from the start-with-cholera departmentEuan Mearns is an honorary research fellow at Aberdeen University and a former oil industry consultant. His admirably active blog exerts a pitiless scrutiny on the renewable energy business, and I like to read it as part of a conscious effort of escape from my bubble.
He recently posted a long article which attempted to unpick a claim made by Channel 4 News that air pollution from diesel engines causes 40,000 deaths annually, following the publication of a Royal College of Physicians report. As Mearns points out, diesel engines are not the only source of air pollution, and so the headline figure is certainly open to scrutiny and debate. But this does not really entitle him (or the commenters he has attracted) to accuse the RCP of publishing "fake science" based on "green thinking." As is my wont, I composed a comment for his delectation, which he has chosen not to add to the other 69 he has published. So it is here instead:

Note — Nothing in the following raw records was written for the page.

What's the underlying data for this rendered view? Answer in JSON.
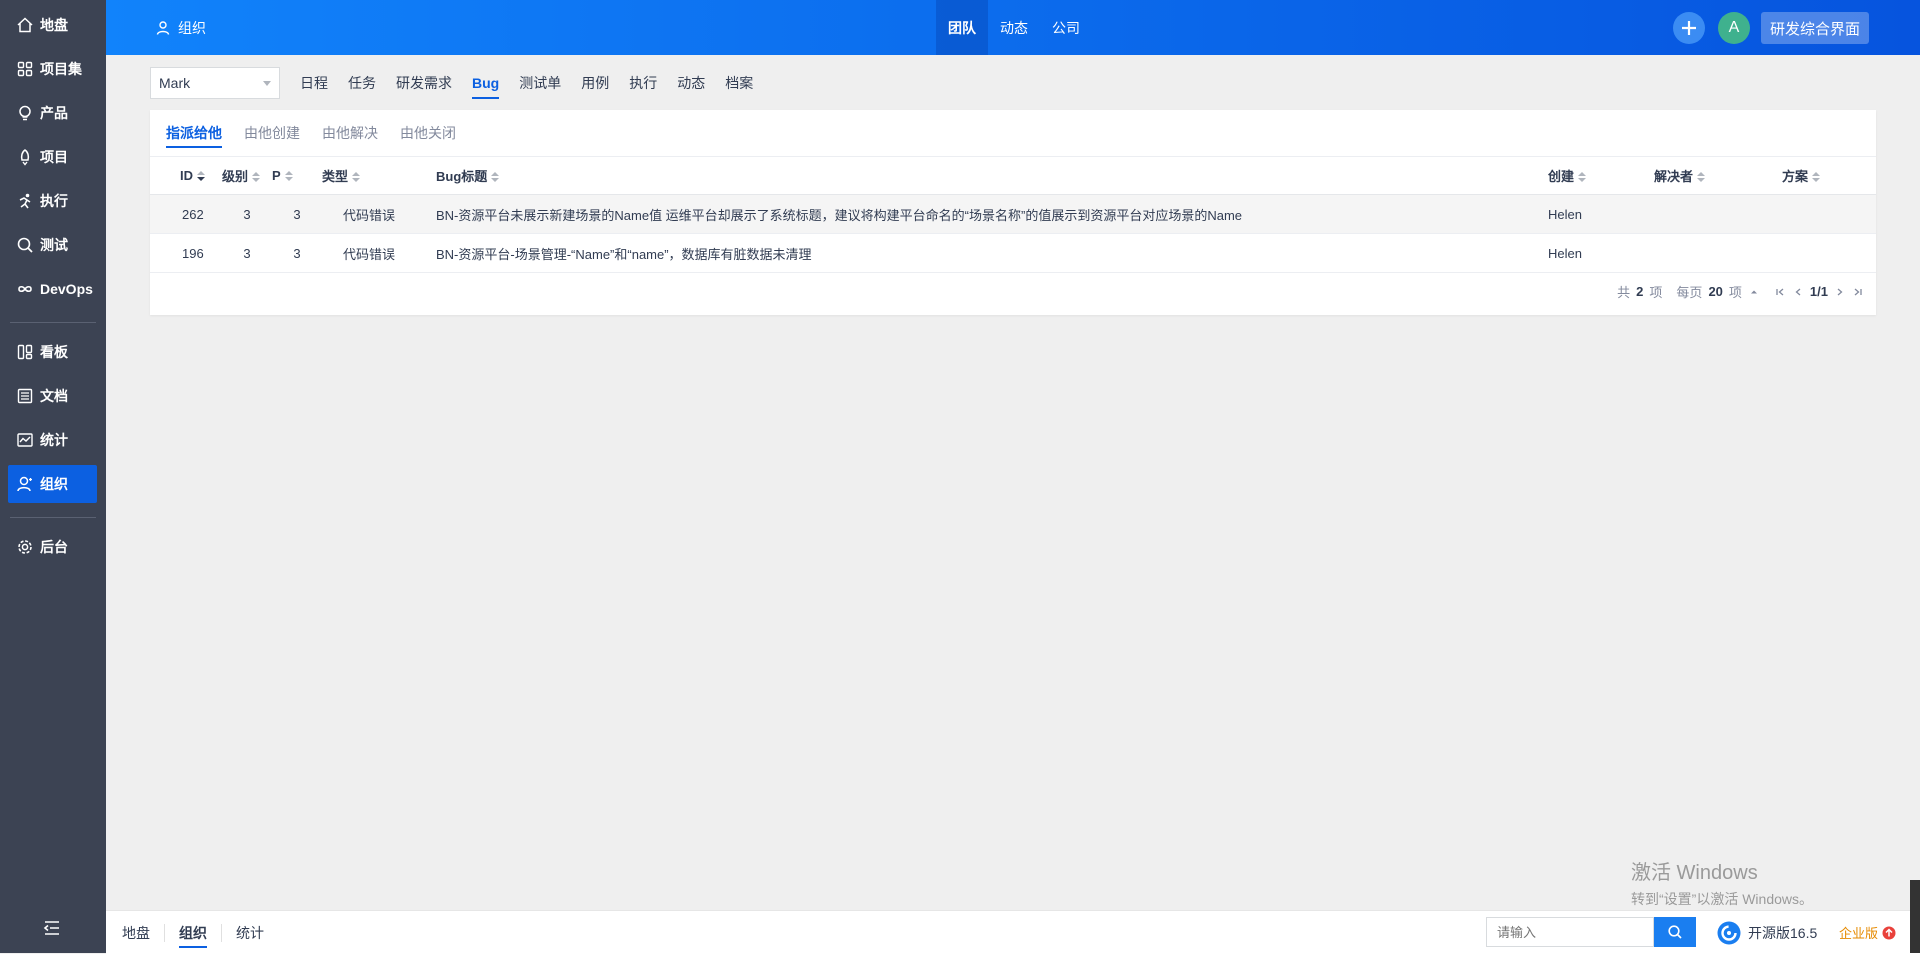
{
  "sidebar": {
    "items": [
      {
        "label": "地盘",
        "icon": "home-icon"
      },
      {
        "label": "项目集",
        "icon": "grid-icon"
      },
      {
        "label": "产品",
        "icon": "lightbulb-icon"
      },
      {
        "label": "项目",
        "icon": "rocket-icon"
      },
      {
        "label": "执行",
        "icon": "running-icon"
      },
      {
        "label": "测试",
        "icon": "magnifier-icon"
      },
      {
        "label": "DevOps",
        "icon": "infinity-icon"
      },
      {
        "label": "看板",
        "icon": "kanban-icon"
      },
      {
        "label": "文档",
        "icon": "document-icon"
      },
      {
        "label": "统计",
        "icon": "chart-icon"
      },
      {
        "label": "组织",
        "icon": "user-icon"
      },
      {
        "label": "后台",
        "icon": "gear-icon"
      }
    ],
    "active": "组织"
  },
  "header": {
    "module": "组织",
    "nav": [
      "团队",
      "动态",
      "公司"
    ],
    "active_nav": "团队",
    "avatar_letter": "A",
    "ui_switch": "研发综合界面",
    "accent": "#0c60e1"
  },
  "subnav": {
    "user_select": "Mark",
    "items": [
      "日程",
      "任务",
      "研发需求",
      "Bug",
      "测试单",
      "用例",
      "执行",
      "动态",
      "档案"
    ],
    "active": "Bug"
  },
  "tabs": {
    "items": [
      "指派给他",
      "由他创建",
      "由他解决",
      "由他关闭"
    ],
    "active": "指派给他"
  },
  "table": {
    "columns": {
      "id": "ID",
      "severity": "级别",
      "pri": "P",
      "type": "类型",
      "title": "Bug标题",
      "creator": "创建",
      "resolver": "解决者",
      "resolution": "方案"
    },
    "rows": [
      {
        "id": "262",
        "severity": "3",
        "pri": "3",
        "type": "代码错误",
        "title": "BN-资源平台未展示新建场景的Name值 运维平台却展示了系统标题，建议将构建平台命名的“场景名称”的值展示到资源平台对应场景的Name",
        "creator": "Helen",
        "resolver": "",
        "resolution": ""
      },
      {
        "id": "196",
        "severity": "3",
        "pri": "3",
        "type": "代码错误",
        "title": "BN-资源平台-场景管理-“Name”和“name”，数据库有脏数据未清理",
        "creator": "Helen",
        "resolver": "",
        "resolution": ""
      }
    ]
  },
  "pager": {
    "total_prefix": "共",
    "total": "2",
    "total_suffix": "项",
    "per_page_prefix": "每页",
    "per_page": "20",
    "per_page_suffix": "项",
    "page": "1/1"
  },
  "watermark": {
    "line1": "激活 Windows",
    "line2": "转到“设置”以激活 Windows。"
  },
  "footer": {
    "breadcrumbs": [
      "地盘",
      "组织",
      "统计"
    ],
    "active": "组织",
    "search_placeholder": "请输入",
    "version": "开源版16.5",
    "enterprise": "企业版"
  }
}
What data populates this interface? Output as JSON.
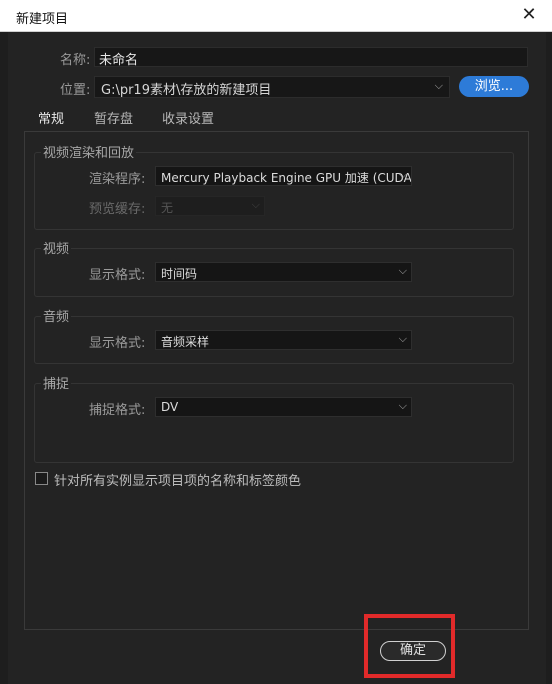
{
  "window": {
    "title": "新建项目",
    "close_glyph": "✕"
  },
  "name": {
    "label": "名称:",
    "value": "未命名"
  },
  "location": {
    "label": "位置:",
    "value": "G:\\pr19素材\\存放的新建项目",
    "browse_label": "浏览..."
  },
  "tabs": [
    {
      "label": "常规",
      "active": true
    },
    {
      "label": "暂存盘",
      "active": false
    },
    {
      "label": "收录设置",
      "active": false
    }
  ],
  "render": {
    "title": "视频渲染和回放",
    "renderer_label": "渲染程序:",
    "renderer_value": "Mercury Playback Engine GPU 加速 (CUDA)",
    "preview_cache_label": "预览缓存:",
    "preview_cache_value": "无"
  },
  "video": {
    "title": "视频",
    "format_label": "显示格式:",
    "format_value": "时间码"
  },
  "audio": {
    "title": "音频",
    "format_label": "显示格式:",
    "format_value": "音频采样"
  },
  "capture": {
    "title": "捕捉",
    "format_label": "捕捉格式:",
    "format_value": "DV"
  },
  "checkbox": {
    "label": "针对所有实例显示项目项的名称和标签颜色",
    "checked": false
  },
  "footer": {
    "ok_label": "确定"
  },
  "colors": {
    "accent": "#2d7bd8",
    "highlight": "#e12a2a"
  }
}
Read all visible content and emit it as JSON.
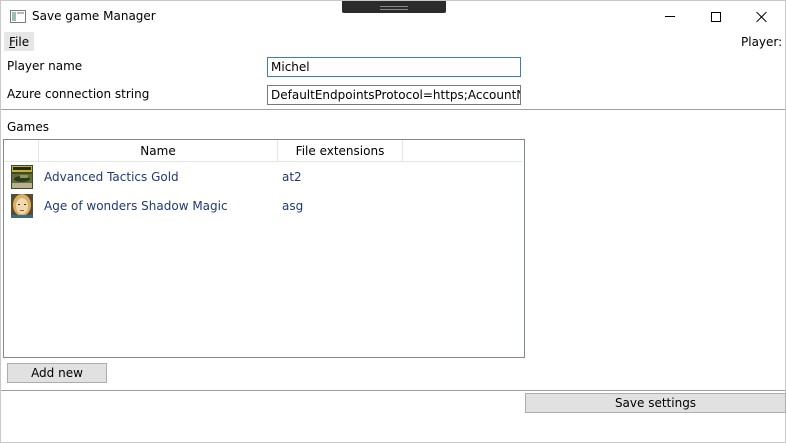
{
  "window": {
    "title": "Save game Manager",
    "icon": "window-app-icon"
  },
  "menu": {
    "file_first": "F",
    "file_rest": "ile"
  },
  "header": {
    "player_label": "Player:"
  },
  "form": {
    "player_name_label": "Player name",
    "player_name_value": "Michel",
    "azure_label": "Azure connection string",
    "azure_value": "DefaultEndpointsProtocol=https;AccountName"
  },
  "games": {
    "section_label": "Games",
    "columns": [
      "",
      "Name",
      "File extensions"
    ],
    "rows": [
      {
        "name": "Advanced Tactics Gold",
        "extension": "at2",
        "icon": "tank-game-icon"
      },
      {
        "name": "Age of wonders Shadow Magic",
        "extension": "asg",
        "icon": "portrait-game-icon"
      }
    ],
    "add_new_label": "Add new"
  },
  "footer": {
    "save_label": "Save settings"
  },
  "colors": {
    "accent_border": "#3c7fb1",
    "link_text": "#1f3a73",
    "button_bg": "#e1e1e1"
  }
}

Yep, the statistics of the effects on air pollution aren't easy to interpret. If you want to pursue this line a masters degree in epidemiology would provide a good foundation for your further studies e.g. http://www.lshtm.ac.uk/study/masters/mse.html#firstM. Mearns himself runs a 1.6L diesel-engined Volvo, and I suspect has classified me a "green troll." Ho hum!
Look, it's quite clear fine particulates and gaseous oxides aren't good for your health. The evidence that I find most convincing is that all-cause mortality rises in pollution peaks: e.g. https://academic.oup.com/bmb/article/68/1/95/421216/Air-pollution-and-infection-in-respiratory-illness Note that the people who die acutely are those with the least cardiorespiratory reserve due to pre-existing illness, but the fact that this increase in mortality is observable suggests that a harmful effect is occurring in everyone's cardiorespiratory systems, and thus, long-term, risks diminishing everyone's cardiorespiratory reserve. Note also that the mechanism of fatal illness is not necessarily directly linked to the peak itself (e.g. someone with asthma suffering an acute attack and dying of respiratory failure immediately), but in increased rates of respiratory tract infection for several months after the peak.
Even if the epidemiologists' best estimates were out ten-fold either way (say 4000 dead/year—400,000 dead/year) either figure would still constitute ample evidence for tightening the regulatory screw on those who indulge in the antisocial practice of burning hydrocarbons in the atmosphere in the pursuit of an inefficient method of personal transportation.
So the issue must be addressed. The choice is not between petrol or diesel. The choice is between the private motor car and the other less polluting modes of transport. Although there is some justice in that motorists themselves receive the highest doses of air pollution (e.g. http://cycling.today/cyclists-exposed-to-five-times-less-air-pollution-than-those-in-cars/), everyone is affected. You're no longer allowed to blow smoke in my face in a bar—why should you be allowed to blow smoke in my face at the traffic lights?
Update 0820h, 16/4/2017. Following reorganisation, all participants in the interdisciplinary "Engineer in the clinic!" programme are being encouraged to attend Epidemiology 101.